**MATERIAL FOR THIS EXERCISE:**
_ _ _ _ _
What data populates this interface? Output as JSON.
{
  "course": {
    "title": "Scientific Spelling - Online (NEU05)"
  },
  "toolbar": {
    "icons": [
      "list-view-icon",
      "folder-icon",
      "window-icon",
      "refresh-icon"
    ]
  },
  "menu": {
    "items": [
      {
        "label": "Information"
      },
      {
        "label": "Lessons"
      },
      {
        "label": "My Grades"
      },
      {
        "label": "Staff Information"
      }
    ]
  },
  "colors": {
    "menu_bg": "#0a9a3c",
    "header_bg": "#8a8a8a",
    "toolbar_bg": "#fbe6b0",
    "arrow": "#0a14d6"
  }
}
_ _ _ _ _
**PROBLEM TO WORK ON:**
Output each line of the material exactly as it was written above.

**EXERCISE OUTPUT:**
What data populates this interface? Output as JSON.
{
  "course": {
    "title": "Scientific Spelling - Online (NEU05)"
  },
  "toolbar": {
    "icons": [
      "list-view-icon",
      "folder-icon",
      "window-icon",
      "refresh-icon"
    ]
  },
  "menu": {
    "items": [
      {
        "label": "Information"
      },
      {
        "label": "Lessons"
      },
      {
        "label": "My Grades"
      },
      {
        "label": "Staff Information"
      }
    ]
  },
  "colors": {
    "menu_bg": "#0a9a3c",
    "header_bg": "#8a8a8a",
    "toolbar_bg": "#fbe6b0",
    "arrow": "#0a14d6"
  }
}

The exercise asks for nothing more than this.